Two decades ago, Texas legislators revised rules for government agencies hiring outside lawyers, thenceforth requiring contingency-fee contracts to be submitted to the state comptroller for approval, capping contingency fees at 35 percent, establishing strict requirements for keeping billing records, and prescribing a method for calculating fees.
We constantly hear how high property taxes are – and for good reason! Of all the taxes collected in Texas, property taxes account for over 50%. Can’t we shift some of the burden from property taxes to other taxes such as sales, bed, severance, gas or others? If so, how and more importantly who can make these changes happen?
Insurance litigation firm Daly & Black is responsible for more than two thirds of the 300+ Hurricane Harvey lawsuits filed against the Texas Windstorm Insurance Association. That’s a lot of cases to litigate. Surely, it would be more efficient and less time-consuming to try them all at once.
The theft of intellectual property by China has dominated the headlines – and for good reason. Various estimates have placed Chinese theft of intellectual property into the billions of dollars annually. Ultimately, that is wealth stolen from the paychecks of Americans. But another billion-dollar threat to IP is lurking deep in the heart of Texas – again.
Last year, Channel 2 Investigates published a video showing Rick Daly of insurance litigation firm Daly & Black touting his connection to Todd Hunter, the state representative who went to work as a lobbyist for the Texas Windstorm Insurance Association and then returned to the legislature as a TWIA nemesis.
“The misuse and abuse of prescription opioids is a complex public health challenge that requires a collaborative and systemic response that engages all stakeholders,” says John Parker of the Healthcare Distribution Alliance.

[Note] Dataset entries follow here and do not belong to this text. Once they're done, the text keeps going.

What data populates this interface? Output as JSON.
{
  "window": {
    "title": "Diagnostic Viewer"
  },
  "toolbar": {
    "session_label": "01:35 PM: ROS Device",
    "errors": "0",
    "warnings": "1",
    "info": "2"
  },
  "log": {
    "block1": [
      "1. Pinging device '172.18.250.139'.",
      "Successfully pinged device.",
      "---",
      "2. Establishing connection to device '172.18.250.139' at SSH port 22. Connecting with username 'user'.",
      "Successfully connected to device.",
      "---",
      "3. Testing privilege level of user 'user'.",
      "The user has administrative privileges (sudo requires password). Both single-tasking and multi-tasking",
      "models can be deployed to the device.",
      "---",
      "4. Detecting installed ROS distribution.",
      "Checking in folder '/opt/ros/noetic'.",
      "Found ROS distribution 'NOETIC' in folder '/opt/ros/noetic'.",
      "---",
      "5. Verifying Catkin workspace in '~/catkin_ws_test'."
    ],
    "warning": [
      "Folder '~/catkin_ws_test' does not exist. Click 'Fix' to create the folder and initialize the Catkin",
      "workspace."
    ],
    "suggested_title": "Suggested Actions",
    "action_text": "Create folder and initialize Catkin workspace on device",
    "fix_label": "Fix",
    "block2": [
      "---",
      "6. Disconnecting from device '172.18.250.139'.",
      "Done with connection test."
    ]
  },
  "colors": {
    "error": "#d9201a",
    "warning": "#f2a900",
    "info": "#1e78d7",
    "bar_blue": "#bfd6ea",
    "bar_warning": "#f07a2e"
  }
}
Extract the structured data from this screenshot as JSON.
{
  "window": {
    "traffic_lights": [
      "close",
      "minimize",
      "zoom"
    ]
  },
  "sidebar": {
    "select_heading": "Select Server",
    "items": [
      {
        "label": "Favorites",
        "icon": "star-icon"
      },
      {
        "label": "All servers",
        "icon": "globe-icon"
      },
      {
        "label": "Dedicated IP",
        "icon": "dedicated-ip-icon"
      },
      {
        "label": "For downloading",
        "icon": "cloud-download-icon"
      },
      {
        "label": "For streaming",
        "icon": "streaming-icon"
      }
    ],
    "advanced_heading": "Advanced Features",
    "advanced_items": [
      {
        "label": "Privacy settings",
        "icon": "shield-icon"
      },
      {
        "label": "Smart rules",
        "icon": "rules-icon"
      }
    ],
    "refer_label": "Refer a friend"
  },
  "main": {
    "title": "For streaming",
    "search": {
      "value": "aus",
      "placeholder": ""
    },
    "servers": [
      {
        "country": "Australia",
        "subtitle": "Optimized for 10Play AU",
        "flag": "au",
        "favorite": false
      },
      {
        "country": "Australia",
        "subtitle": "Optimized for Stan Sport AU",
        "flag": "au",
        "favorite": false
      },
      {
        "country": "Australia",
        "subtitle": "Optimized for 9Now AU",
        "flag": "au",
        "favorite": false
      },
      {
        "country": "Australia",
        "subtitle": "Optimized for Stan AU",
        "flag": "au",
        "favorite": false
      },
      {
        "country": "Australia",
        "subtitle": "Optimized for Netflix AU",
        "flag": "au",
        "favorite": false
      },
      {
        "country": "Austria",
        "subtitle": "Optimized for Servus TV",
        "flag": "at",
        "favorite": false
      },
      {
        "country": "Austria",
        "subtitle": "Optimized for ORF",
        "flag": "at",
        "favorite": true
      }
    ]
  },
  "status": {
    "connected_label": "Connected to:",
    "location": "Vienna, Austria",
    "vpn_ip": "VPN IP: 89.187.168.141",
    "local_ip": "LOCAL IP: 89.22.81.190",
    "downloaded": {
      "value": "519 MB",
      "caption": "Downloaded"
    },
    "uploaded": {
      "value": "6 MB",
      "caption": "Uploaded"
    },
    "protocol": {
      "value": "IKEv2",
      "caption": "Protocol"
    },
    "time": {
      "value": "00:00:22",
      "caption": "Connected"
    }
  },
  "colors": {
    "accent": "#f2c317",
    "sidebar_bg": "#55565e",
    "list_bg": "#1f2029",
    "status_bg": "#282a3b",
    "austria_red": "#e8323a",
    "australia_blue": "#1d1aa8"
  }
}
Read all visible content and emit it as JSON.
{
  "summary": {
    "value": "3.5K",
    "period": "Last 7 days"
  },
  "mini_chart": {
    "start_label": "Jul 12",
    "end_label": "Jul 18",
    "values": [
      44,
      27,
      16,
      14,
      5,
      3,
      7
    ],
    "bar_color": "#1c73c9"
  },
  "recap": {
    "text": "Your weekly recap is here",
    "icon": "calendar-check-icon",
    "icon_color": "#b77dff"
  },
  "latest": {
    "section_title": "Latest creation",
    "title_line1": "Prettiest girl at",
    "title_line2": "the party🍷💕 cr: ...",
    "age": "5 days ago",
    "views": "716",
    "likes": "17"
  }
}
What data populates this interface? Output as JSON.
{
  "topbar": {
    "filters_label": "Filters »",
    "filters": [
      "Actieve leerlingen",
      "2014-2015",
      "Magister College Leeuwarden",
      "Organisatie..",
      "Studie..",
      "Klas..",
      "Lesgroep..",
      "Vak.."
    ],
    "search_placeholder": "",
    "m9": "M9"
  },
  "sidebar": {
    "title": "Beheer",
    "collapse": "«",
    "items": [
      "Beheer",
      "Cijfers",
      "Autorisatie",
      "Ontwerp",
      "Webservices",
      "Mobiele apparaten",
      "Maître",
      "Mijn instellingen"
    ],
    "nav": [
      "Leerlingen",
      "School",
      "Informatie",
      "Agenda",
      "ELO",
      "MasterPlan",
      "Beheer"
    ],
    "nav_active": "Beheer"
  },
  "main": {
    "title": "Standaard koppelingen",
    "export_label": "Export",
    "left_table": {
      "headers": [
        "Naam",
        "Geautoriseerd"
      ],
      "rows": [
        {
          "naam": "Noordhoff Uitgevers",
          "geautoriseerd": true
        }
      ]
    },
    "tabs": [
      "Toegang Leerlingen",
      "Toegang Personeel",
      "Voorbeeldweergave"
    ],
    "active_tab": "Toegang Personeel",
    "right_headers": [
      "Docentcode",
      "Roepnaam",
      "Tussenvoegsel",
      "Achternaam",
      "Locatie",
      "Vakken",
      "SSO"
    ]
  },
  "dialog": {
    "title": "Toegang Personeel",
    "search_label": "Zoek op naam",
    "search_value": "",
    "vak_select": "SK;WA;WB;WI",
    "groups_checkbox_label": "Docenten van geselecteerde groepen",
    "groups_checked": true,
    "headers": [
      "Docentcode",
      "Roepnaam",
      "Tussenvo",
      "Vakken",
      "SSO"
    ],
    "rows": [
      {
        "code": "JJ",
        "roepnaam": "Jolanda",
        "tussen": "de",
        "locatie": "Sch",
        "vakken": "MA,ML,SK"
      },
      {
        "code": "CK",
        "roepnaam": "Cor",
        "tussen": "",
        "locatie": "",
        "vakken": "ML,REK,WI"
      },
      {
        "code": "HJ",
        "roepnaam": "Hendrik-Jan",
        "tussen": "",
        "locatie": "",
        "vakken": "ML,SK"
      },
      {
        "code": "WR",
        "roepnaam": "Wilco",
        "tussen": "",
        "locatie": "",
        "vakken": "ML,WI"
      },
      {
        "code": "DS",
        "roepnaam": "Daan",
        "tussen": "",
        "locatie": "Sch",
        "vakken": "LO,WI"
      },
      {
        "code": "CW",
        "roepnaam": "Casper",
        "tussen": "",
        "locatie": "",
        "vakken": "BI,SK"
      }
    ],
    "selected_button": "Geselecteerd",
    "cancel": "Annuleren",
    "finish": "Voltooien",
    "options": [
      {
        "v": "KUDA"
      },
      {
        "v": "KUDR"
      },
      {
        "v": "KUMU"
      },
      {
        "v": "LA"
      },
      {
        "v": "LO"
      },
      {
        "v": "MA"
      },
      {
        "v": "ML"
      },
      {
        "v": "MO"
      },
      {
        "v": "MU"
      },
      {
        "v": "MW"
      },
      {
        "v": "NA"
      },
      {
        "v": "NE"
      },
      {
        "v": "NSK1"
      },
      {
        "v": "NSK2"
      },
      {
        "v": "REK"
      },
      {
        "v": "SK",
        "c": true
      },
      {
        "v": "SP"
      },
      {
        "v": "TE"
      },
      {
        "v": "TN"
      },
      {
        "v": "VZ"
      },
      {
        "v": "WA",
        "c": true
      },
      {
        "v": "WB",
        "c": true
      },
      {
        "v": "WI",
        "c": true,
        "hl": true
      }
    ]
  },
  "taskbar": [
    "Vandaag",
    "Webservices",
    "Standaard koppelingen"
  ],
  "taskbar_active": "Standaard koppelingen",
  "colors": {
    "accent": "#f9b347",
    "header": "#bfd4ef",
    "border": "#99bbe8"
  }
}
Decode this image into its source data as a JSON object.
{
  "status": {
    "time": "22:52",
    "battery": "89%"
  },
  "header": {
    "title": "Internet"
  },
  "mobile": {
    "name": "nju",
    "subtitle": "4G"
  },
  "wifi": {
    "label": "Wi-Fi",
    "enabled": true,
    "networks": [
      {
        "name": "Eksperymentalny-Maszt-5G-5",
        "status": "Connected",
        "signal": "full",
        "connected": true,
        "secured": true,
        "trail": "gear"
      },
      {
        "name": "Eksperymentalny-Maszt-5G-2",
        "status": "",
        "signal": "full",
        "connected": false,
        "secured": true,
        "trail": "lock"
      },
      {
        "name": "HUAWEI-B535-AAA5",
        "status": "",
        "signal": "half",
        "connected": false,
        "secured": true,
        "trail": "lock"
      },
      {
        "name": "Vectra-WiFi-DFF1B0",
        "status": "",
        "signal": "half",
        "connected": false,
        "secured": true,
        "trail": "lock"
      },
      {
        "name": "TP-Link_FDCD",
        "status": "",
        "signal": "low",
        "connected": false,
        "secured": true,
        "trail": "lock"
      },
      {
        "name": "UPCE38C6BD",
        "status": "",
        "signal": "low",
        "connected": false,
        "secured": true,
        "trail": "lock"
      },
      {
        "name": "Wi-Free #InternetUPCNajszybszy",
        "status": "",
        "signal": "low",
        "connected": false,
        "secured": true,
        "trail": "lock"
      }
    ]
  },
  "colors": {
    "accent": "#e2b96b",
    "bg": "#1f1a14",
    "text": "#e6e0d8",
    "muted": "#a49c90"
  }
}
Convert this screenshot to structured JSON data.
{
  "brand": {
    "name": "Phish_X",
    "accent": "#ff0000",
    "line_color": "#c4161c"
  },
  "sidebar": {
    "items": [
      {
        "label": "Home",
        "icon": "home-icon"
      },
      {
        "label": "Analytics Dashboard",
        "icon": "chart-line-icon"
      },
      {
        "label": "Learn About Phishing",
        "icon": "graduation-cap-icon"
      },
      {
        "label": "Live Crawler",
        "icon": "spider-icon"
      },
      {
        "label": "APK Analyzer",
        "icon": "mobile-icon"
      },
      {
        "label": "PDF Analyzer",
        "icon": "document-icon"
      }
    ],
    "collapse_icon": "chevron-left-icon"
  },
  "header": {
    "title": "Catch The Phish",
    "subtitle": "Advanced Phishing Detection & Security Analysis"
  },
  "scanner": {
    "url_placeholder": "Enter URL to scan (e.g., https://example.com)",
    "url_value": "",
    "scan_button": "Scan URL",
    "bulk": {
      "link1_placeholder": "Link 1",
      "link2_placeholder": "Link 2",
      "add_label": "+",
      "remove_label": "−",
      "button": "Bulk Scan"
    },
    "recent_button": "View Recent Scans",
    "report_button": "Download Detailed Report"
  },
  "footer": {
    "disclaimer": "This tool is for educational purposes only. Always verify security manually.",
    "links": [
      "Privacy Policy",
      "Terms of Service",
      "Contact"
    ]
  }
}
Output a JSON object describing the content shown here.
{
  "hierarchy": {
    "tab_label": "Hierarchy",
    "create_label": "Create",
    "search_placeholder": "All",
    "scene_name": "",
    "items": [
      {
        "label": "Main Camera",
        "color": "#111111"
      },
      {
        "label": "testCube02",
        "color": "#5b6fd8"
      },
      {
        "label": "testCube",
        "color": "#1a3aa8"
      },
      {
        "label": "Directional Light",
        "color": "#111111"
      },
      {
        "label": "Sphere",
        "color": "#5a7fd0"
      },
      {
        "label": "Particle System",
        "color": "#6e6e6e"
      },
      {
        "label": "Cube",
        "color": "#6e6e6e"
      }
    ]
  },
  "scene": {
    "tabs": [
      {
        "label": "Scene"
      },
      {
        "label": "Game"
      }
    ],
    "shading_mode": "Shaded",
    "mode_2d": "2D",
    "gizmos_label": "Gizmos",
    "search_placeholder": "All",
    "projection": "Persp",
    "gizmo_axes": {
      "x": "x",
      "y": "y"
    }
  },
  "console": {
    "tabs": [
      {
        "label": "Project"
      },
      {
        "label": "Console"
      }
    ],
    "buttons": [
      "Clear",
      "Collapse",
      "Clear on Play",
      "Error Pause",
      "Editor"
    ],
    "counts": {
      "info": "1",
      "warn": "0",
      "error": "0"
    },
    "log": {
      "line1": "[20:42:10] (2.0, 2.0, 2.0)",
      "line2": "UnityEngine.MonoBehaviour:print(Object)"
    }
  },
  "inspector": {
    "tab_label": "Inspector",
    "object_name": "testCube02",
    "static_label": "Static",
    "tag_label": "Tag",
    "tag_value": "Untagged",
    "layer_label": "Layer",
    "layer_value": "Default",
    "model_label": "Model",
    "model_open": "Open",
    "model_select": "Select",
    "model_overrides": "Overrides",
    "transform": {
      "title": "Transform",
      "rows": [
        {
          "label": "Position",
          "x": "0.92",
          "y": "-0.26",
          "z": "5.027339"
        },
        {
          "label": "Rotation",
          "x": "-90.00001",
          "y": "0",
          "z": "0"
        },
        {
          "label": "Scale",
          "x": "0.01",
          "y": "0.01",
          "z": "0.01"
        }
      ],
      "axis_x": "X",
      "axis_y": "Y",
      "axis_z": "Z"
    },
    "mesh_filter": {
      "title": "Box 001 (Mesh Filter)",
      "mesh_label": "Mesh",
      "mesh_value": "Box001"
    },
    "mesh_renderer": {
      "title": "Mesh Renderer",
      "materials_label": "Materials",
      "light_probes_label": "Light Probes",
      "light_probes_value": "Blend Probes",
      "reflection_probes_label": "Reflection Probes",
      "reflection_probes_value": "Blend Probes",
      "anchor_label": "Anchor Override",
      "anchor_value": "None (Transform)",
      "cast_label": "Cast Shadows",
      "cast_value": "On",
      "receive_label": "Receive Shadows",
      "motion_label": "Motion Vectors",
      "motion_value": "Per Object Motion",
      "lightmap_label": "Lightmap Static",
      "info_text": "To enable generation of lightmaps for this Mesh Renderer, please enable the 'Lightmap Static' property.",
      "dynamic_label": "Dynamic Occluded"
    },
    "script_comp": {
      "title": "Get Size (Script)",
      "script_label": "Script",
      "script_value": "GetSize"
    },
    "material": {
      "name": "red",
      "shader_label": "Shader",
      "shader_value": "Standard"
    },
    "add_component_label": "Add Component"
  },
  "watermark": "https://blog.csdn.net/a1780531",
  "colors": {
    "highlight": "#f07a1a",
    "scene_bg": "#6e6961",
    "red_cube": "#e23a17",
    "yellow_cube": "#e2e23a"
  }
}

As a longtime supporter of Senator John Cornyn, I was grateful to read about a bipartisan bill he introduced alongside Senators Feinstein (D-CA) and Van Hollen (D-MD). This bill, the Preventing Online Sales of E-Cigarettes to Children Act, was introduced in hopes of reversing the recent trend of teens and minors vaping.
With wind speeds of 130+ mph, Category 4 hurricanes spin fast, but not as fast as the Buzbee Law Firm spun as the two-year deadline for filing Hurricane Harvey lawsuits approached. They filed nearly 400 suits in Harris County District Court in just five days.
“When there are no rules, bad actors come out of the woodwork,” observes attorney Jeff Raizner. “Appraisal misconduct is rampant, and I predict that the entire process will eventually be outlawed … if it doesn’t get cleaned up fast.”
Like most states, Texas once prohibited third-party financing of lawsuits. Fronting the money for someone else’s litigation in exchange for a share of the anticipated settlement constituted the crime of champerty. It still does in states that have not abandoned this sensible safeguard.
Last month, Lucine Hinze filed a lawsuit against a Frisco Jason’s Deli, seeking up to $1 million in compensation for injuries she allegedly suffered there two years ago after slipping and falling on a wet floor near the salad bar. Hinze argues that the deli was negligent because there was no “wet floor” sign in place to warn customers, and apparently there wasn’t.
“Binding arbitration clauses are inescapable,” warns Texas Watch, a group funded by trial lawyers. “They appear in all forms of consumer contracts, big and small. Virtually every time you use a credit card, join a gym, buy a car or use your cell phone you are giving up your legal rights. If you have a dispute with one of these companies, you are forced into a closed, costly, and tilted process without any appeal or public record.”
Falling down used to embarrass people. The first thing they’d do is look around to see if anyone had seen them. If not, they’d still have their pride. It was like they’d never fallen at all. They might be hurt, but not embarrassed.
“Who put that street lamp there?” “Who put that telephone pole there?” “Who put that parking meter there?”
That’s what you might ask, comically, if you were walking down a sidewalk on your way to lunch and accidentally bumped into an everyday obstacle because you were talking to companions alongside or behind you and not paying attention to where you were going.
As flattered as I was to attract George Will’s attention—in his 4th of July column, no less—being criticized by a Pulitzer Prize-winning essayist left me somewhat perplexed, for several reasons. Allow me to explain. First, although I have engaged Will directly in the past, he used his nationally-syndicated column to take issue with something I had written in response to someone else—specifically, Ed Erler (a disciple of Harry Jaffa) regarding Robert Bork’s view of the Constitution.